- Directions -
All entries should be copied exactly, none left out.

- Data for this exercise -
★ ★ ★ ★ ★

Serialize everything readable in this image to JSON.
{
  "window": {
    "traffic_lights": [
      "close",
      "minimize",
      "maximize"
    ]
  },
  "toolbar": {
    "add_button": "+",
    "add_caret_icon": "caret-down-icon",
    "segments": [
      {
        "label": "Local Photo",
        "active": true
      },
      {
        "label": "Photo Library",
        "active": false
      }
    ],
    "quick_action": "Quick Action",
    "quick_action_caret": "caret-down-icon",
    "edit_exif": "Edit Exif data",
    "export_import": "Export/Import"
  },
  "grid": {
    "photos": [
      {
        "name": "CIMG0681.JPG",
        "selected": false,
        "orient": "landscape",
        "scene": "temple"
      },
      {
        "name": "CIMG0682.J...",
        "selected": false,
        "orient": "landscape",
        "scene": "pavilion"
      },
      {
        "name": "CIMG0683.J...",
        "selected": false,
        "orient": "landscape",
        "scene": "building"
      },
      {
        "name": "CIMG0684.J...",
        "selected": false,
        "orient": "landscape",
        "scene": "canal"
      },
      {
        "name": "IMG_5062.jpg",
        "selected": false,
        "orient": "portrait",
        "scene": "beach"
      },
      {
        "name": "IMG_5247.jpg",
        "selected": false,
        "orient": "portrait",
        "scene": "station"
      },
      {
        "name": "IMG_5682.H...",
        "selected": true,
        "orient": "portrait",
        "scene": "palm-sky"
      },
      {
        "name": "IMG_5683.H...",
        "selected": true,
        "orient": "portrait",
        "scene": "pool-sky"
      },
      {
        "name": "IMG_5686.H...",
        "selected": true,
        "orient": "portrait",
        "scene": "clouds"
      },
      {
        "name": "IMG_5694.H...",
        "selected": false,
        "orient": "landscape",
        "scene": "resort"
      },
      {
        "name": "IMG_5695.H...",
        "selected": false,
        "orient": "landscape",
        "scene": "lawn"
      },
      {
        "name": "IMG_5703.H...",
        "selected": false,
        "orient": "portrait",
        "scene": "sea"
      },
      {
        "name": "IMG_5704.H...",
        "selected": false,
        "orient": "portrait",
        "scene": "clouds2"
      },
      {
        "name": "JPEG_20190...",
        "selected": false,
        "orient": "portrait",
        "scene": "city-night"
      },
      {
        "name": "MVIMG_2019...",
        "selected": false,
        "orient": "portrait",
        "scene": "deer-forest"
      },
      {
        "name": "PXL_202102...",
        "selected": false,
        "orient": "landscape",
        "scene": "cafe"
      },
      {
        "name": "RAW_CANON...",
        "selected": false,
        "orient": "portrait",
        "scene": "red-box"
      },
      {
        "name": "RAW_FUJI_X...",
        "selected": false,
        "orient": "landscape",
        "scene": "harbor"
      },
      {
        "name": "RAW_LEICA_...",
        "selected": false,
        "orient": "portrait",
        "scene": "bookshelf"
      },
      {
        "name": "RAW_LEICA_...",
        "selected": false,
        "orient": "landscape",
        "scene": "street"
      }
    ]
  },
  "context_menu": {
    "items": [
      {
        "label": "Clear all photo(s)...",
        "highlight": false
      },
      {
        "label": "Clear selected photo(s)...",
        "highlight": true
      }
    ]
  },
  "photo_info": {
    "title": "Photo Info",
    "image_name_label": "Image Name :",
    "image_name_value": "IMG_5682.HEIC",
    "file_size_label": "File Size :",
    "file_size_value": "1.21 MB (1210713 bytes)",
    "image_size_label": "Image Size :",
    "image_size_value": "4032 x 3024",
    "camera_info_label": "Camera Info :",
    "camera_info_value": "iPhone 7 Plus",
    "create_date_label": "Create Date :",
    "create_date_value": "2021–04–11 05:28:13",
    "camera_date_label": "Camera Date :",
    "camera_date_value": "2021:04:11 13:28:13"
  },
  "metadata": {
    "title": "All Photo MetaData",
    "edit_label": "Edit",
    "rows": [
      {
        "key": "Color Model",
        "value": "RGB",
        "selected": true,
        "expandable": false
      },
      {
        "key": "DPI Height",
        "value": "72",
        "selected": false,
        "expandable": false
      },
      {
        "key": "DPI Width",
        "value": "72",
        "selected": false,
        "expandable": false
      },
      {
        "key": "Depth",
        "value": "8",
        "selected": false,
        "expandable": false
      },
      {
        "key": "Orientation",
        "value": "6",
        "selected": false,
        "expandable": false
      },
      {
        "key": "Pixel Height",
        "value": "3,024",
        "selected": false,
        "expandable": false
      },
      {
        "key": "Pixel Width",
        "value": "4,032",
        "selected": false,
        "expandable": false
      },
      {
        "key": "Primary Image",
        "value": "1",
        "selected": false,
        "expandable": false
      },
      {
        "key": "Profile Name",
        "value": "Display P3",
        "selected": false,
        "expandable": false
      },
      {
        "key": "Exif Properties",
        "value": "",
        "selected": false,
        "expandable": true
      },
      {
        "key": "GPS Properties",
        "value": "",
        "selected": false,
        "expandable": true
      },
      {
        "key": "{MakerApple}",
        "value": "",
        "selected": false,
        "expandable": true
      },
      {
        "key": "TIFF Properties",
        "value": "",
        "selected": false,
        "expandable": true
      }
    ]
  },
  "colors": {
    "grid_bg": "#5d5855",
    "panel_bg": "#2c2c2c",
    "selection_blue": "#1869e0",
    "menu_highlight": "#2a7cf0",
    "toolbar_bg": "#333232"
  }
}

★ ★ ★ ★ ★

- Result for this exercise -
Serialize everything readable in this image to JSON.
{
  "window": {
    "traffic_lights": [
      "close",
      "minimize",
      "maximize"
    ]
  },
  "toolbar": {
    "add_button": "+",
    "add_caret_icon": "caret-down-icon",
    "segments": [
      {
        "label": "Local Photo",
        "active": true
      },
      {
        "label": "Photo Library",
        "active": false
      }
    ],
    "quick_action": "Quick Action",
    "quick_action_caret": "caret-down-icon",
    "edit_exif": "Edit Exif data",
    "export_import": "Export/Import"
  },
  "grid": {
    "photos": [
      {
        "name": "CIMG0681.JPG",
        "selected": false,
        "orient": "landscape",
        "scene": "temple"
      },
      {
        "name": "CIMG0682.J...",
        "selected": false,
        "orient": "landscape",
        "scene": "pavilion"
      },
      {
        "name": "CIMG0683.J...",
        "selected": false,
        "orient": "landscape",
        "scene": "building"
      },
      {
        "name": "CIMG0684.J...",
        "selected": false,
        "orient": "landscape",
        "scene": "canal"
      },
      {
        "name": "IMG_5062.jpg",
        "selected": false,
        "orient": "portrait",
        "scene": "beach"
      },
      {
        "name": "IMG_5247.jpg",
        "selected": false,
        "orient": "portrait",
        "scene": "station"
      },
      {
        "name": "IMG_5682.H...",
        "selected": true,
        "orient": "portrait",
        "scene": "palm-sky"
      },
      {
        "name": "IMG_5683.H...",
        "selected": true,
        "orient": "portrait",
        "scene": "pool-sky"
      },
      {
        "name": "IMG_5686.H...",
        "selected": true,
        "orient": "portrait",
        "scene": "clouds"
      },
      {
        "name": "IMG_5694.H...",
        "selected": false,
        "orient": "landscape",
        "scene": "resort"
      },
      {
        "name": "IMG_5695.H...",
        "selected": false,
        "orient": "landscape",
        "scene": "lawn"
      },
      {
        "name": "IMG_5703.H...",
        "selected": false,
        "orient": "portrait",
        "scene": "sea"
      },
      {
        "name": "IMG_5704.H...",
        "selected": false,
        "orient": "portrait",
        "scene": "clouds2"
      },
      {
        "name": "JPEG_20190...",
        "selected": false,
        "orient": "portrait",
        "scene": "city-night"
      },
      {
        "name": "MVIMG_2019...",
        "selected": false,
        "orient": "portrait",
        "scene": "deer-forest"
      },
      {
        "name": "PXL_202102...",
        "selected": false,
        "orient": "landscape",
        "scene": "cafe"
      },
      {
        "name": "RAW_CANON...",
        "selected": false,
        "orient": "portrait",
        "scene": "red-box"
      },
      {
        "name": "RAW_FUJI_X...",
        "selected": false,
        "orient": "landscape",
        "scene": "harbor"
      },
      {
        "name": "RAW_LEICA_...",
        "selected": false,
        "orient": "portrait",
        "scene": "bookshelf"
      },
      {
        "name": "RAW_LEICA_...",
        "selected": false,
        "orient": "landscape",
        "scene": "street"
      }
    ]
  },
  "context_menu": {
    "items": [
      {
        "label": "Clear all photo(s)...",
        "highlight": false
      },
      {
        "label": "Clear selected photo(s)...",
        "highlight": true
      }
    ]
  },
  "photo_info": {
    "title": "Photo Info",
    "image_name_label": "Image Name :",
    "image_name_value": "IMG_5682.HEIC",
    "file_size_label": "File Size :",
    "file_size_value": "1.21 MB (1210713 bytes)",
    "image_size_label": "Image Size :",
    "image_size_value": "4032 x 3024",
    "camera_info_label": "Camera Info :",
    "camera_info_value": "iPhone 7 Plus",
    "create_date_label": "Create Date :",
    "create_date_value": "2021–04–11 05:28:13",
    "camera_date_label": "Camera Date :",
    "camera_date_value": "2021:04:11 13:28:13"
  },
  "metadata": {
    "title": "All Photo MetaData",
    "edit_label": "Edit",
    "rows": [
      {
        "key": "Color Model",
        "value": "RGB",
        "selected": true,
        "expandable": false
      },
      {
        "key": "DPI Height",
        "value": "72",
        "selected": false,
        "expandable": false
      },
      {
        "key": "DPI Width",
        "value": "72",
        "selected": false,
        "expandable": false
      },
      {
        "key": "Depth",
        "value": "8",
        "selected": false,
        "expandable": false
      },
      {
        "key": "Orientation",
        "value": "6",
        "selected": false,
        "expandable": false
      },
      {
        "key": "Pixel Height",
        "value": "3,024",
        "selected": false,
        "expandable": false
      },
      {
        "key": "Pixel Width",
        "value": "4,032",
        "selected": false,
        "expandable": false
      },
      {
        "key": "Primary Image",
        "value": "1",
        "selected": false,
        "expandable": false
      },
      {
        "key": "Profile Name",
        "value": "Display P3",
        "selected": false,
        "expandable": false
      },
      {
        "key": "Exif Properties",
        "value": "",
        "selected": false,
        "expandable": true
      },
      {
        "key": "GPS Properties",
        "value": "",
        "selected": false,
        "expandable": true
      },
      {
        "key": "{MakerApple}",
        "value": "",
        "selected": false,
        "expandable": true
      },
      {
        "key": "TIFF Properties",
        "value": "",
        "selected": false,
        "expandable": true
      }
    ]
  },
  "colors": {
    "grid_bg": "#5d5855",
    "panel_bg": "#2c2c2c",
    "selection_blue": "#1869e0",
    "menu_highlight": "#2a7cf0",
    "toolbar_bg": "#333232"
  }
}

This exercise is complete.